(Assignment)
Among the records below, which lines contain the string "false"? Report them.

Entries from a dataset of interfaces

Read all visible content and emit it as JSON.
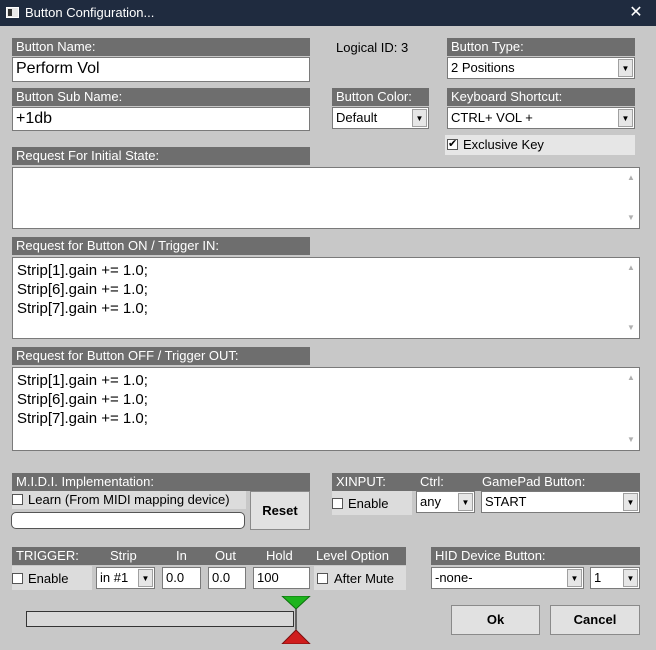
{
  "window": {
    "title": "Button Configuration...",
    "close_glyph": "✕"
  },
  "button_name": {
    "label": "Button Name:",
    "value": "Perform Vol"
  },
  "logical_id": "Logical ID: 3",
  "button_type": {
    "label": "Button Type:",
    "value": "2 Positions"
  },
  "button_sub_name": {
    "label": "Button Sub Name:",
    "value": "+1db"
  },
  "button_color": {
    "label": "Button Color:",
    "value": "Default"
  },
  "keyboard_shortcut": {
    "label": "Keyboard Shortcut:",
    "value": "CTRL+ VOL +"
  },
  "exclusive_key": {
    "label": "Exclusive Key",
    "checked": true
  },
  "request_initial": {
    "label": "Request For Initial State:",
    "text": ""
  },
  "request_on": {
    "label": "Request for Button ON / Trigger IN:",
    "text": "Strip[1].gain += 1.0;\nStrip[6].gain += 1.0;\nStrip[7].gain += 1.0;"
  },
  "request_off": {
    "label": "Request for Button OFF / Trigger OUT:",
    "text": "Strip[1].gain += 1.0;\nStrip[6].gain += 1.0;\nStrip[7].gain += 1.0;"
  },
  "midi": {
    "label": "M.I.D.I. Implementation:",
    "learn_label": "Learn (From MIDI mapping device)",
    "learn_checked": false,
    "reset_label": "Reset"
  },
  "xinput": {
    "label": "XINPUT:",
    "ctrl_label": "Ctrl:",
    "gamepad_label": "GamePad Button:",
    "enable_label": "Enable",
    "enable_checked": false,
    "ctrl_value": "any",
    "gamepad_value": "START"
  },
  "trigger": {
    "label": "TRIGGER:",
    "strip_label": "Strip",
    "in_label": "In",
    "out_label": "Out",
    "hold_label": "Hold",
    "level_option_label": "Level Option",
    "enable_label": "Enable",
    "enable_checked": false,
    "strip_value": "in #1",
    "in_value": "0.0",
    "out_value": "0.0",
    "hold_value": "100",
    "after_mute_label": "After Mute",
    "after_mute_checked": false
  },
  "hid": {
    "label": "HID Device Button:",
    "device_value": "-none-",
    "index_value": "1"
  },
  "actions": {
    "ok_label": "Ok",
    "cancel_label": "Cancel"
  },
  "icons": {
    "dropdown": "▼",
    "scroll_up": "▲",
    "scroll_down": "▼",
    "marker_up_color": "#1db41d",
    "marker_down_color": "#d01c1c"
  }
}
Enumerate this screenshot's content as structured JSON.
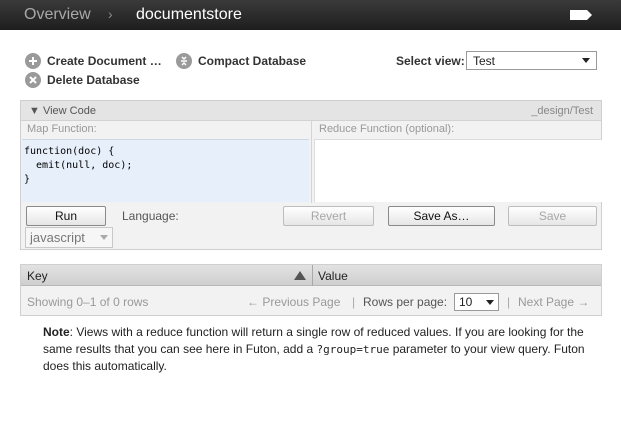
{
  "header": {
    "breadcrumb_overview": "Overview",
    "breadcrumb_separator": "›",
    "breadcrumb_database": "documentstore"
  },
  "toolbar": {
    "create_document_label": "Create Document …",
    "compact_database_label": "Compact Database",
    "delete_database_label": "Delete Database",
    "select_view_label": "Select view:",
    "select_view_value": "Test"
  },
  "view_code": {
    "toggle_label": "▼ View Code",
    "design_doc": "_design/Test",
    "map_label": "Map Function:",
    "reduce_label": "Reduce Function (optional):",
    "map_code": "function(doc) {\n  emit(null, doc);\n}",
    "reduce_code": "",
    "run_label": "Run",
    "language_label": "Language:",
    "language_value": "javascript",
    "revert_label": "Revert",
    "save_as_label": "Save As…",
    "save_label": "Save"
  },
  "results": {
    "key_header": "Key",
    "value_header": "Value",
    "showing_text": "Showing 0–1 of 0 rows",
    "previous_page": "← Previous Page",
    "pipe": "|",
    "rows_per_page_label": "Rows per page:",
    "rows_per_page_value": "10",
    "next_page": "Next Page →"
  },
  "note": {
    "bold": "Note",
    "text_part1": ": Views with a reduce function will return a single row of reduced values. If you are looking for the same results that you can see here in Futon, add a ",
    "code": "?group=true",
    "text_part2": " parameter to your view query. Futon does this automatically."
  },
  "colors": {
    "header_bg": "#2a2a2a",
    "map_area_bg": "#e7f0fa",
    "panel_bg": "#f2f2f2"
  },
  "icons": {
    "create": "plus-circle-icon",
    "compact": "compress-circle-icon",
    "delete": "x-circle-icon",
    "header_tag": "tag-icon"
  }
}
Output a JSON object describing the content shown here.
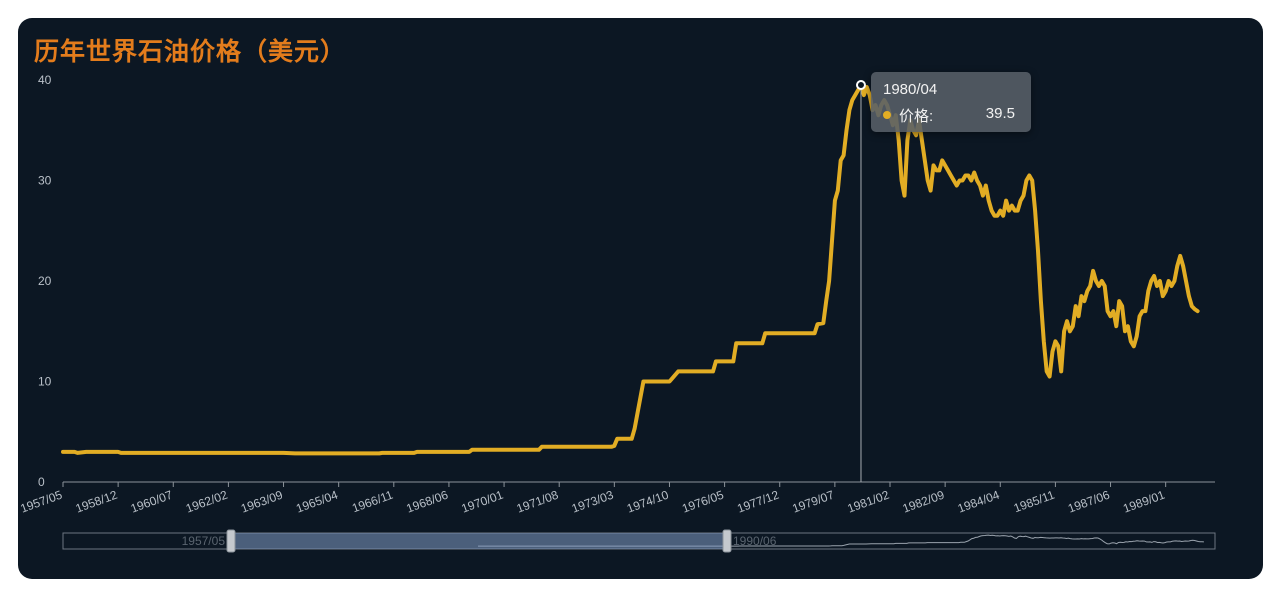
{
  "title": "历年世界石油价格（美元）",
  "colors": {
    "line": "#e2ad24",
    "title": "#e37c1c",
    "background": "#0c1723",
    "tooltip_marker": "#e2ad24"
  },
  "tooltip": {
    "date": "1980/04",
    "series_label": "价格:",
    "value": "39.5"
  },
  "slider": {
    "start_label": "1957/05",
    "end_label": "1990/06"
  },
  "chart_data": {
    "type": "line",
    "x_tick_labels": [
      "1957/05",
      "1958/12",
      "1960/07",
      "1962/02",
      "1963/09",
      "1965/04",
      "1966/11",
      "1968/06",
      "1970/01",
      "1971/08",
      "1973/03",
      "1974/10",
      "1976/05",
      "1977/12",
      "1979/07",
      "1981/02",
      "1982/09",
      "1984/04",
      "1985/11",
      "1987/06",
      "1989/01"
    ],
    "x_range": [
      "1957/05",
      "1990/06"
    ],
    "ylim": [
      0,
      40
    ],
    "y_ticks": [
      0,
      10,
      20,
      30,
      40
    ],
    "grid": false,
    "highlight": {
      "x": "1980/04",
      "y": 39.5
    },
    "series": [
      {
        "points": [
          [
            "1957/05",
            3.0
          ],
          [
            "1957/09",
            3.0
          ],
          [
            "1957/10",
            2.9
          ],
          [
            "1958/01",
            3.0
          ],
          [
            "1958/12",
            3.0
          ],
          [
            "1959/01",
            2.9
          ],
          [
            "1960/07",
            2.9
          ],
          [
            "1962/02",
            2.9
          ],
          [
            "1963/09",
            2.9
          ],
          [
            "1964/01",
            2.85
          ],
          [
            "1965/04",
            2.85
          ],
          [
            "1966/06",
            2.85
          ],
          [
            "1966/07",
            2.9
          ],
          [
            "1967/06",
            2.9
          ],
          [
            "1967/07",
            3.0
          ],
          [
            "1969/01",
            3.0
          ],
          [
            "1969/02",
            3.2
          ],
          [
            "1970/01",
            3.2
          ],
          [
            "1971/01",
            3.2
          ],
          [
            "1971/02",
            3.5
          ],
          [
            "1973/02",
            3.5
          ],
          [
            "1973/03",
            3.6
          ],
          [
            "1973/04",
            4.3
          ],
          [
            "1973/09",
            4.3
          ],
          [
            "1973/10",
            5.3
          ],
          [
            "1974/01",
            10.0
          ],
          [
            "1974/10",
            10.0
          ],
          [
            "1975/01",
            11.0
          ],
          [
            "1976/01",
            11.0
          ],
          [
            "1976/02",
            12.0
          ],
          [
            "1976/08",
            12.0
          ],
          [
            "1976/09",
            13.8
          ],
          [
            "1977/06",
            13.8
          ],
          [
            "1977/07",
            14.8
          ],
          [
            "1978/12",
            14.8
          ],
          [
            "1979/01",
            15.7
          ],
          [
            "1979/03",
            15.8
          ],
          [
            "1979/04",
            18.0
          ],
          [
            "1979/05",
            20.0
          ],
          [
            "1979/06",
            24.0
          ],
          [
            "1979/07",
            28.0
          ],
          [
            "1979/08",
            29.0
          ],
          [
            "1979/09",
            32.0
          ],
          [
            "1979/10",
            32.5
          ],
          [
            "1979/11",
            35.0
          ],
          [
            "1979/12",
            37.0
          ],
          [
            "1980/01",
            38.0
          ],
          [
            "1980/02",
            38.5
          ],
          [
            "1980/03",
            39.0
          ],
          [
            "1980/04",
            39.5
          ],
          [
            "1980/05",
            38.5
          ],
          [
            "1980/06",
            39.3
          ],
          [
            "1980/07",
            38.5
          ],
          [
            "1980/08",
            37.0
          ],
          [
            "1980/09",
            37.5
          ],
          [
            "1980/10",
            36.5
          ],
          [
            "1980/11",
            37.5
          ],
          [
            "1980/12",
            38.0
          ],
          [
            "1981/01",
            37.5
          ],
          [
            "1981/02",
            36.5
          ],
          [
            "1981/03",
            35.5
          ],
          [
            "1981/04",
            36.5
          ],
          [
            "1981/05",
            34.0
          ],
          [
            "1981/06",
            30.0
          ],
          [
            "1981/07",
            28.5
          ],
          [
            "1981/08",
            34.0
          ],
          [
            "1981/09",
            36.0
          ],
          [
            "1981/10",
            35.0
          ],
          [
            "1981/11",
            34.5
          ],
          [
            "1981/12",
            36.0
          ],
          [
            "1982/01",
            34.0
          ],
          [
            "1982/02",
            32.0
          ],
          [
            "1982/03",
            30.0
          ],
          [
            "1982/04",
            29.0
          ],
          [
            "1982/05",
            31.5
          ],
          [
            "1982/06",
            31.0
          ],
          [
            "1982/07",
            31.0
          ],
          [
            "1982/08",
            32.0
          ],
          [
            "1982/09",
            31.5
          ],
          [
            "1982/10",
            31.0
          ],
          [
            "1982/11",
            30.5
          ],
          [
            "1982/12",
            30.0
          ],
          [
            "1983/01",
            29.5
          ],
          [
            "1983/02",
            30.0
          ],
          [
            "1983/03",
            30.0
          ],
          [
            "1983/04",
            30.5
          ],
          [
            "1983/05",
            30.5
          ],
          [
            "1983/06",
            30.0
          ],
          [
            "1983/07",
            30.8
          ],
          [
            "1983/08",
            30.0
          ],
          [
            "1983/09",
            29.5
          ],
          [
            "1983/10",
            28.5
          ],
          [
            "1983/11",
            29.5
          ],
          [
            "1983/12",
            28.0
          ],
          [
            "1984/01",
            27.0
          ],
          [
            "1984/02",
            26.5
          ],
          [
            "1984/03",
            26.5
          ],
          [
            "1984/04",
            27.0
          ],
          [
            "1984/05",
            26.5
          ],
          [
            "1984/06",
            28.0
          ],
          [
            "1984/07",
            27.0
          ],
          [
            "1984/08",
            27.5
          ],
          [
            "1984/09",
            27.0
          ],
          [
            "1984/10",
            27.0
          ],
          [
            "1984/11",
            28.0
          ],
          [
            "1984/12",
            28.5
          ],
          [
            "1985/01",
            30.0
          ],
          [
            "1985/02",
            30.5
          ],
          [
            "1985/03",
            30.0
          ],
          [
            "1985/04",
            27.0
          ],
          [
            "1985/05",
            23.0
          ],
          [
            "1985/06",
            18.0
          ],
          [
            "1985/07",
            14.0
          ],
          [
            "1985/08",
            11.0
          ],
          [
            "1985/09",
            10.5
          ],
          [
            "1985/10",
            13.0
          ],
          [
            "1985/11",
            14.0
          ],
          [
            "1985/12",
            13.5
          ],
          [
            "1986/01",
            11.0
          ],
          [
            "1986/02",
            15.0
          ],
          [
            "1986/03",
            16.0
          ],
          [
            "1986/04",
            15.0
          ],
          [
            "1986/05",
            15.5
          ],
          [
            "1986/06",
            17.5
          ],
          [
            "1986/07",
            16.5
          ],
          [
            "1986/08",
            18.5
          ],
          [
            "1986/09",
            18.0
          ],
          [
            "1986/10",
            19.0
          ],
          [
            "1986/11",
            19.5
          ],
          [
            "1986/12",
            21.0
          ],
          [
            "1987/01",
            20.0
          ],
          [
            "1987/02",
            19.5
          ],
          [
            "1987/03",
            20.0
          ],
          [
            "1987/04",
            19.5
          ],
          [
            "1987/05",
            17.0
          ],
          [
            "1987/06",
            16.5
          ],
          [
            "1987/07",
            17.0
          ],
          [
            "1987/08",
            15.5
          ],
          [
            "1987/09",
            18.0
          ],
          [
            "1987/10",
            17.5
          ],
          [
            "1987/11",
            15.0
          ],
          [
            "1987/12",
            15.5
          ],
          [
            "1988/01",
            14.0
          ],
          [
            "1988/02",
            13.5
          ],
          [
            "1988/03",
            14.5
          ],
          [
            "1988/04",
            16.5
          ],
          [
            "1988/05",
            17.0
          ],
          [
            "1988/06",
            17.0
          ],
          [
            "1988/07",
            19.0
          ],
          [
            "1988/08",
            20.0
          ],
          [
            "1988/09",
            20.5
          ],
          [
            "1988/10",
            19.5
          ],
          [
            "1988/11",
            20.0
          ],
          [
            "1988/12",
            18.5
          ],
          [
            "1989/01",
            19.0
          ],
          [
            "1989/02",
            20.0
          ],
          [
            "1989/03",
            19.5
          ],
          [
            "1989/04",
            20.0
          ],
          [
            "1989/05",
            21.5
          ],
          [
            "1989/06",
            22.5
          ],
          [
            "1989/07",
            21.5
          ],
          [
            "1989/08",
            20.0
          ],
          [
            "1989/09",
            18.5
          ],
          [
            "1989/10",
            17.5
          ],
          [
            "1989/11",
            17.2
          ],
          [
            "1989/12",
            17.0
          ]
        ]
      }
    ]
  }
}
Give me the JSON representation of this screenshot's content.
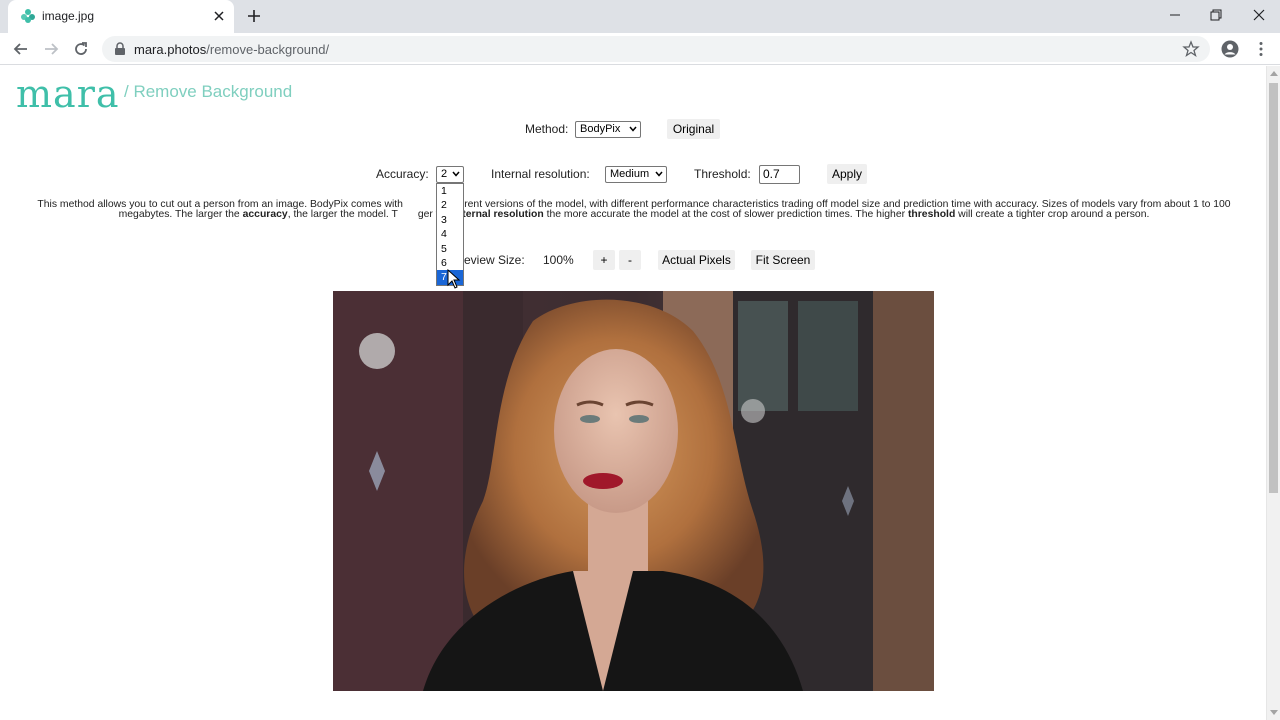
{
  "browser": {
    "tab_title": "image.jpg",
    "url_host": "mara.photos",
    "url_path": "/remove-background/"
  },
  "header": {
    "logo": "mara",
    "subtitle": "/ Remove Background"
  },
  "controls": {
    "method_label": "Method:",
    "method_value": "BodyPix",
    "original_button": "Original",
    "accuracy_label": "Accuracy:",
    "accuracy_value": "2",
    "accuracy_options": [
      "1",
      "2",
      "3",
      "4",
      "5",
      "6",
      "7"
    ],
    "accuracy_highlighted": "7",
    "resolution_label": "Internal resolution:",
    "resolution_value": "Medium",
    "threshold_label": "Threshold:",
    "threshold_value": "0.7",
    "apply_button": "Apply"
  },
  "description": {
    "part1": "This method allows you to cut out a person from an image. BodyPix comes with ",
    "part2": " different versions of the model, with different performance characteristics trading off model size and prediction time with accuracy. Sizes of models vary from about 1 to 100 megabytes. The larger the ",
    "bold1": "accuracy",
    "part3": ", the larger the model. T",
    "part4": "ger the ",
    "bold2": "internal resolution",
    "part5": " the more accurate the model at the cost of slower prediction times. The higher ",
    "bold3": "threshold",
    "part6": " will create a tighter crop around a person."
  },
  "preview": {
    "label": "eview Size:",
    "value": "100%",
    "plus_button": "+",
    "minus_button": "-",
    "actual_pixels_button": "Actual Pixels",
    "fit_screen_button": "Fit Screen"
  },
  "colors": {
    "accent": "#3fbfa9",
    "selected_option": "#1a66d6"
  }
}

(Problem solution)
    "learn_checked": false,
    "enable_checked": false,
    "enable_checked": false,
    "after_mute_checked": false
    "grid": false,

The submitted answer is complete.